Let $a,b \in \mathbb{R}$, I must proof:

$ \forall \epsilon \in \mathbb{R}^{>0}(a< b+\epsilon) \to a \leq b$

Proof by contradiction: I have by negation of thesis "$a>b$ (or $b \leq a \wedge a \neq b$), but if $a>b$ then $a-b>0$ and by hypothesis $a<b+(a-b)=a$ therefore $a<a$ is absurd! Is correct?

Thanks in advance!

P.S.= $ \forall \epsilon \in \mathbb{R}^{>0}(a< b+\epsilon) \to a < b$ is true?


1 Answer 1


Maybe the problem is: You are given two real numbers $a,b$ such that for all $\epsilon > 0$, you have $a < b+ \epsilon$, then prove that $a\leq b$.

In this case your solution is correct. So you can assume by contradiction that $a > b$. Then $a - b > 0$, and so $b + (a-b) = a < a$ is the contradiction.

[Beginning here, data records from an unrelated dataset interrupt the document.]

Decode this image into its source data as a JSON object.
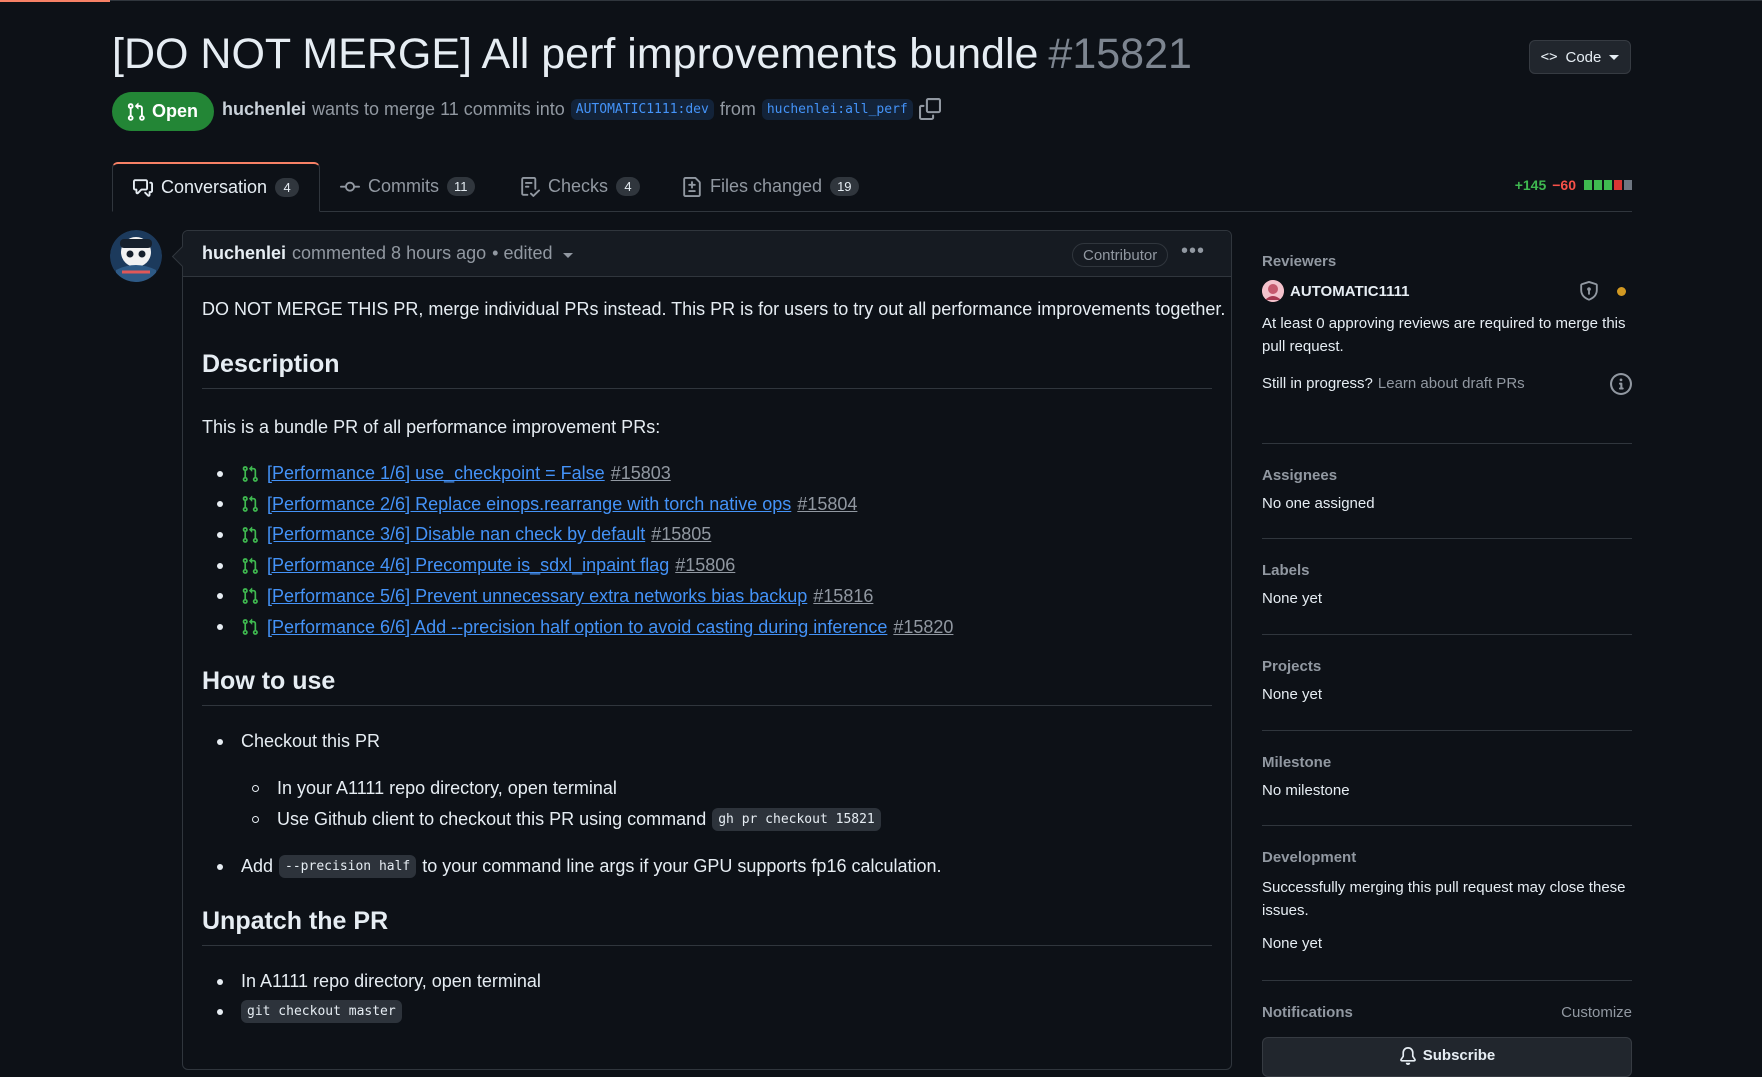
{
  "header": {
    "title": "[DO NOT MERGE] All perf improvements bundle",
    "number": "#15821",
    "code_button": "Code",
    "code_icon": "<>"
  },
  "state": {
    "label": "Open",
    "color": "#238636",
    "author": "huchenlei",
    "wants_text": "wants to merge 11 commits into",
    "base_branch": "AUTOMATIC1111:dev",
    "from_text": "from",
    "head_branch": "huchenlei:all_perf"
  },
  "tabs": [
    {
      "label": "Conversation",
      "count": "4",
      "active": true
    },
    {
      "label": "Commits",
      "count": "11"
    },
    {
      "label": "Checks",
      "count": "4"
    },
    {
      "label": "Files changed",
      "count": "19"
    }
  ],
  "diffstat": {
    "additions": "+145",
    "deletions": "−60"
  },
  "comment": {
    "author": "huchenlei",
    "commented_text": "commented 8 hours ago",
    "edited_text": "• edited",
    "role_badge": "Contributor",
    "intro": "DO NOT MERGE THIS PR, merge individual PRs instead. This PR is for users to try out all performance improvements together.",
    "h_description": "Description",
    "description_text": "This is a bundle PR of all performance improvement PRs:",
    "prs": [
      {
        "title": "[Performance 1/6] use_checkpoint = False",
        "number": "#15803"
      },
      {
        "title": "[Performance 2/6] Replace einops.rearrange with torch native ops",
        "number": "#15804"
      },
      {
        "title": "[Performance 3/6] Disable nan check by default",
        "number": "#15805"
      },
      {
        "title": "[Performance 4/6] Precompute is_sdxl_inpaint flag",
        "number": "#15806"
      },
      {
        "title": "[Performance 5/6] Prevent unnecessary extra networks bias backup",
        "number": "#15816"
      },
      {
        "title": "[Performance 6/6] Add --precision half option to avoid casting during inference",
        "number": "#15820"
      }
    ],
    "h_howto": "How to use",
    "howto_checkout": "Checkout this PR",
    "howto_sub1": "In your A1111 repo directory, open terminal",
    "howto_sub2": "Use Github client to checkout this PR using command",
    "howto_sub2_code": "gh pr checkout 15821",
    "howto_add": "Add",
    "howto_add_code": "--precision half",
    "howto_add_rest": "to your command line args if your GPU supports fp16 calculation.",
    "h_unpatch": "Unpatch the PR",
    "unpatch_1": "In A1111 repo directory, open terminal",
    "unpatch_2_code": "git checkout master"
  },
  "sidebar": {
    "reviewers_label": "Reviewers",
    "reviewer_name": "AUTOMATIC1111",
    "reviewers_note": "At least 0 approving reviews are required to merge this pull request.",
    "draft_q": "Still in progress?",
    "draft_link": "Learn about draft PRs",
    "assignees_label": "Assignees",
    "assignees_value": "No one assigned",
    "labels_label": "Labels",
    "labels_value": "None yet",
    "projects_label": "Projects",
    "projects_value": "None yet",
    "milestone_label": "Milestone",
    "milestone_value": "No milestone",
    "development_label": "Development",
    "development_note": "Successfully merging this pull request may close these issues.",
    "development_value": "None yet",
    "notifications_label": "Notifications",
    "customize": "Customize",
    "subscribe": "Subscribe"
  },
  "colors": {
    "link": "#4493f8",
    "open_green": "#238636",
    "background": "#0d1117"
  }
}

  • $\begingroup$ I edited my post, is correct? $\endgroup$
    – mle
    Dec 30, 2013 at 17:00
  • 1
    $\begingroup$ @Soviet: Not quite. I think you want $(\forall \epsilon \in \mathbb{R}^{>0}, a< b+\epsilon )\to (a \leq b)$ or something like that. $\endgroup$
    – Thomas
    Dec 30, 2013 at 17:01

You must log in to answer this question.

Not the answer you're looking for? Browse other questions tagged .